Work task:
Every record listed below should be copied exactly.

Supplied information:
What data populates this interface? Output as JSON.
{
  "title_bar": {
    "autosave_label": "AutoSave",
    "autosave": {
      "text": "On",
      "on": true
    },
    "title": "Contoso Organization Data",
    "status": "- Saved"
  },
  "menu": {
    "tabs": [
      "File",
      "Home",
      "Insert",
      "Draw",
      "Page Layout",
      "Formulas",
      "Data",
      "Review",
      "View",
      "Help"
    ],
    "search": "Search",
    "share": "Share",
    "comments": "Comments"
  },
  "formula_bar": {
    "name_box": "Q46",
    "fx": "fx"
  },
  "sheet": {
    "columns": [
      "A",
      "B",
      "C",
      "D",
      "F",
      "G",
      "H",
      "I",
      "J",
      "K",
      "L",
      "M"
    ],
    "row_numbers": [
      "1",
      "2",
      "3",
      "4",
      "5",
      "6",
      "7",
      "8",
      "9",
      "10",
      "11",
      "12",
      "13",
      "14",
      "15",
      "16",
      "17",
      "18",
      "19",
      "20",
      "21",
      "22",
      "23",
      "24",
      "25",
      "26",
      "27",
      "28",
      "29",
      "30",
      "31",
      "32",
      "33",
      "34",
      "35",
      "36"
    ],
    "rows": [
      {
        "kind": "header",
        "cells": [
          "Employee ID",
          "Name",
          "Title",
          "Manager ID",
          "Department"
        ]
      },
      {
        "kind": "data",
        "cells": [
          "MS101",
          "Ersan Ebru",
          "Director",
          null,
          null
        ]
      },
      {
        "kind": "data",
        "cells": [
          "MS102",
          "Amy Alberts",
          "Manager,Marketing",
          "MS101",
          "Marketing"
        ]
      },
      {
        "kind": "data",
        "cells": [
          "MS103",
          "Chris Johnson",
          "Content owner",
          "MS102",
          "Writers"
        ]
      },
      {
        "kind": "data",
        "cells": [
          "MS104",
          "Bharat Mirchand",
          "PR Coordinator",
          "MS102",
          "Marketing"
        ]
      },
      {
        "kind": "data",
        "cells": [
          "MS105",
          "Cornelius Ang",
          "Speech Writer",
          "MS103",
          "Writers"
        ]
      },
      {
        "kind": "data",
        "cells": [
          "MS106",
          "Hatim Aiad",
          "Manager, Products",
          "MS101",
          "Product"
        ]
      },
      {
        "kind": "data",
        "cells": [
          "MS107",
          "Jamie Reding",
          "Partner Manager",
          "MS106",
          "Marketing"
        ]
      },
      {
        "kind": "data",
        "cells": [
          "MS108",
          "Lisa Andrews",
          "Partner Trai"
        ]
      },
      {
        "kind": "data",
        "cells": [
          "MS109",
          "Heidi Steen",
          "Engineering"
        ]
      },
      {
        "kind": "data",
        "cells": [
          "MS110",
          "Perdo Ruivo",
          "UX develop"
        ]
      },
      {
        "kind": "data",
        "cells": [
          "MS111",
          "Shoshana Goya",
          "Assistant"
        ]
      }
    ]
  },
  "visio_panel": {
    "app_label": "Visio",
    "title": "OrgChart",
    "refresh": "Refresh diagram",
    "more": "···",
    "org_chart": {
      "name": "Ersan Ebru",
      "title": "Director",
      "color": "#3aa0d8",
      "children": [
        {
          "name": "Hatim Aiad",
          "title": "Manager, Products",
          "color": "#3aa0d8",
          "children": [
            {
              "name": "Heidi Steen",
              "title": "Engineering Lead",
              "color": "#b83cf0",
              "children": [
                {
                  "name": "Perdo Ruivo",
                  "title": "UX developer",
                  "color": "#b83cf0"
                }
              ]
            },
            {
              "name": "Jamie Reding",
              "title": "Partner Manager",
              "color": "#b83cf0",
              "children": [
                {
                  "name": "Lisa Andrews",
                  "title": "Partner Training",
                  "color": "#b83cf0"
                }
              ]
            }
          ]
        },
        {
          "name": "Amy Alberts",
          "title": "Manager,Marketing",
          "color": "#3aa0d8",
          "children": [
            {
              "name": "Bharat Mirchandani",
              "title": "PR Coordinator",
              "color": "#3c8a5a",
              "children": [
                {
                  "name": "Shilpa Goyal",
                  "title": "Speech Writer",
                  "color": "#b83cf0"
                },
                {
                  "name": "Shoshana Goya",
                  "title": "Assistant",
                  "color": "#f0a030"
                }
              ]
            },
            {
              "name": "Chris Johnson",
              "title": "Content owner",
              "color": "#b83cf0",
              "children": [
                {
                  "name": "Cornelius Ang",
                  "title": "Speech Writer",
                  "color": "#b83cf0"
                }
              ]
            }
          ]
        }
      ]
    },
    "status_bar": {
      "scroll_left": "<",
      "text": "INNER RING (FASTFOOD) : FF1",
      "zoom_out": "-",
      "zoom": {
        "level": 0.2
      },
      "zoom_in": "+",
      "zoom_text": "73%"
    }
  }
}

Solution below:
What data populates this interface? Output as JSON.
{
  "title_bar": {
    "autosave_label": "AutoSave",
    "autosave": {
      "text": "On",
      "on": true
    },
    "title": "Contoso Organization Data",
    "status": "- Saved"
  },
  "menu": {
    "tabs": [
      "File",
      "Home",
      "Insert",
      "Draw",
      "Page Layout",
      "Formulas",
      "Data",
      "Review",
      "View",
      "Help"
    ],
    "search": "Search",
    "share": "Share",
    "comments": "Comments"
  },
  "formula_bar": {
    "name_box": "Q46",
    "fx": "fx"
  },
  "sheet": {
    "columns": [
      "A",
      "B",
      "C",
      "D",
      "F",
      "G",
      "H",
      "I",
      "J",
      "K",
      "L",
      "M"
    ],
    "row_numbers": [
      "1",
      "2",
      "3",
      "4",
      "5",
      "6",
      "7",
      "8",
      "9",
      "10",
      "11",
      "12",
      "13",
      "14",
      "15",
      "16",
      "17",
      "18",
      "19",
      "20",
      "21",
      "22",
      "23",
      "24",
      "25",
      "26",
      "27",
      "28",
      "29",
      "30",
      "31",
      "32",
      "33",
      "34",
      "35",
      "36"
    ],
    "rows": [
      {
        "kind": "header",
        "cells": [
          "Employee ID",
          "Name",
          "Title",
          "Manager ID",
          "Department"
        ]
      },
      {
        "kind": "data",
        "cells": [
          "MS101",
          "Ersan Ebru",
          "Director",
          null,
          null
        ]
      },
      {
        "kind": "data",
        "cells": [
          "MS102",
          "Amy Alberts",
          "Manager,Marketing",
          "MS101",
          "Marketing"
        ]
      },
      {
        "kind": "data",
        "cells": [
          "MS103",
          "Chris Johnson",
          "Content owner",
          "MS102",
          "Writers"
        ]
      },
      {
        "kind": "data",
        "cells": [
          "MS104",
          "Bharat Mirchand",
          "PR Coordinator",
          "MS102",
          "Marketing"
        ]
      },
      {
        "kind": "data",
        "cells": [
          "MS105",
          "Cornelius Ang",
          "Speech Writer",
          "MS103",
          "Writers"
        ]
      },
      {
        "kind": "data",
        "cells": [
          "MS106",
          "Hatim Aiad",
          "Manager, Products",
          "MS101",
          "Product"
        ]
      },
      {
        "kind": "data",
        "cells": [
          "MS107",
          "Jamie Reding",
          "Partner Manager",
          "MS106",
          "Marketing"
        ]
      },
      {
        "kind": "data",
        "cells": [
          "MS108",
          "Lisa Andrews",
          "Partner Trai"
        ]
      },
      {
        "kind": "data",
        "cells": [
          "MS109",
          "Heidi Steen",
          "Engineering"
        ]
      },
      {
        "kind": "data",
        "cells": [
          "MS110",
          "Perdo Ruivo",
          "UX develop"
        ]
      },
      {
        "kind": "data",
        "cells": [
          "MS111",
          "Shoshana Goya",
          "Assistant"
        ]
      }
    ]
  },
  "visio_panel": {
    "app_label": "Visio",
    "title": "OrgChart",
    "refresh": "Refresh diagram",
    "more": "···",
    "org_chart": {
      "name": "Ersan Ebru",
      "title": "Director",
      "color": "#3aa0d8",
      "children": [
        {
          "name": "Hatim Aiad",
          "title": "Manager, Products",
          "color": "#3aa0d8",
          "children": [
            {
              "name": "Heidi Steen",
              "title": "Engineering Lead",
              "color": "#b83cf0",
              "children": [
                {
                  "name": "Perdo Ruivo",
                  "title": "UX developer",
                  "color": "#b83cf0"
                }
              ]
            },
            {
              "name": "Jamie Reding",
              "title": "Partner Manager",
              "color": "#b83cf0",
              "children": [
                {
                  "name": "Lisa Andrews",
                  "title": "Partner Training",
                  "color": "#b83cf0"
                }
              ]
            }
          ]
        },
        {
          "name": "Amy Alberts",
          "title": "Manager,Marketing",
          "color": "#3aa0d8",
          "children": [
            {
              "name": "Bharat Mirchandani",
              "title": "PR Coordinator",
              "color": "#3c8a5a",
              "children": [
                {
                  "name": "Shilpa Goyal",
                  "title": "Speech Writer",
                  "color": "#b83cf0"
                },
                {
                  "name": "Shoshana Goya",
                  "title": "Assistant",
                  "color": "#f0a030"
                }
              ]
            },
            {
              "name": "Chris Johnson",
              "title": "Content owner",
              "color": "#b83cf0",
              "children": [
                {
                  "name": "Cornelius Ang",
                  "title": "Speech Writer",
                  "color": "#b83cf0"
                }
              ]
            }
          ]
        }
      ]
    },
    "status_bar": {
      "scroll_left": "<",
      "text": "INNER RING (FASTFOOD) : FF1",
      "zoom_out": "-",
      "zoom": {
        "level": 0.2
      },
      "zoom_in": "+",
      "zoom_text": "73%"
    }
  }
}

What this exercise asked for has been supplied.